Simon Cutts observes ‘these jottings reveal the searching sensibility of their author, battle-hardened to the point of entrenchment, sheltering in a world of his own making’
About Coracle Press
Coracle Press is a small and completely individual publishing press which has been operating for over 35 years. Writer and artist Erica Van Horn and poet, artist and editor Simon Cutts, direct it now from a small farm between the hills of South Tipperary, Ireland. They have been there since 1996. However, they began in London in the nineteen seventies, as publisher, gallery, and a space for books. Their last London book shop project project was ‘workfortheeyetodo’ in the mid-nineteen nineties. They also had a Norfolk connection, between 1989-2012, printing many of their works from a printer, Crome and Akers, based in King’s Lynn.
From their remote spot in Ireland, they continue as printer-publisher, editor of spaces. They describe their practice as ’employing many of the devices and formats of hypothetical publishing inherent in the small press’. Their books have both critical and playful dimensions. But they are also steeped in poetry – they call it a residue of poetry – concerned with the mechanisms of the book as a manifestation of the poem itself. They are also mindful of their many collaborations with other artists and writers, which evade any clear category.

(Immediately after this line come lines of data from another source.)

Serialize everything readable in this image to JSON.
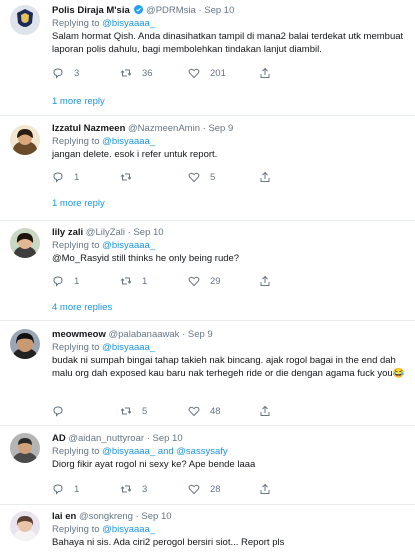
{
  "tweets": [
    {
      "name": "Polis Diraja M'sia",
      "handle": "@PDRMsia",
      "time": "Sep 10",
      "replying_prefix": "Replying to",
      "replying_to": "@bisyaaaa_",
      "text": "Salam hormat Qish. Anda dinasihatkan tampil di mana2 balai terdekat utk membuat laporan polis dahulu, bagi membolehkan tindakan lanjut diambil.",
      "replies": "3",
      "retweets": "36",
      "likes": "201",
      "more_replies": "1 more reply"
    },
    {
      "name": "Izzatul Nazmeen",
      "handle": "@NazmeenAmin",
      "time": "Sep 9",
      "replying_prefix": "Replying to",
      "replying_to": "@bisyaaaa_",
      "text": "jangan delete. esok i refer untuk report.",
      "replies": "1",
      "retweets": "",
      "likes": "5",
      "more_replies": "1 more reply"
    },
    {
      "name": "lily zali",
      "handle": "@LilyZali",
      "time": "Sep 10",
      "replying_prefix": "Replying to",
      "replying_to": "@bisyaaaa_",
      "text_mention": "@Mo_Rasyid",
      "text": " still thinks he only being rude?",
      "replies": "1",
      "retweets": "1",
      "likes": "29",
      "more_replies": "4 more replies"
    },
    {
      "name": "meowmeow",
      "handle": "@palabanaawak",
      "time": "Sep 9",
      "replying_prefix": "Replying to",
      "replying_to": "@bisyaaaa_",
      "text": "budak ni sumpah bingai tahap takieh nak bincang. ajak rogol bagai in the end dah malu org dah exposed kau baru nak terhegeh ride or die dengan agama fuck you😂",
      "replies": "",
      "retweets": "5",
      "likes": "48"
    },
    {
      "name": "AD",
      "handle": "@aidan_nuttyroar",
      "time": "Sep 10",
      "replying_prefix": "Replying to",
      "replying_to": "@bisyaaaa_",
      "replying_and": "and",
      "replying_to_2": "@sassysafy",
      "text": "Diorg fikir ayat rogol ni sexy ke? Ape bende laaa",
      "replies": "1",
      "retweets": "3",
      "likes": "28"
    },
    {
      "name": "lai en",
      "handle": "@songkreng",
      "time": "Sep 10",
      "replying_prefix": "Replying to",
      "replying_to": "@bisyaaaa_",
      "text": "Bahaya ni sis. Ada ciri2 perogol bersiri siot... Report pls"
    }
  ],
  "dot": "·",
  "icons": {
    "reply": "reply-icon",
    "retweet": "retweet-icon",
    "like": "heart-icon",
    "share": "share-icon",
    "verified": "verified-badge-icon"
  },
  "colors": {
    "link": "#1b95e0",
    "muted": "#657786",
    "text": "#14171a",
    "divider": "#e6ecf0"
  }
}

Being open to new ideas and approaches marks all their projects. Limiting their scope or over-categorising their content or defining their range does not interest them. The books themselves are not so concerned with craft tradition, limited-ness of edition, hand-made paper or elaboration of binding. While each one has its unique character and appearance, what they want to achieve is the plain and simple case-bound book, the sewn paperback. They are working constantly at extending the category of ephemera. Making quirky visions, askance views, eccentric perceptions widely available is what they are all about.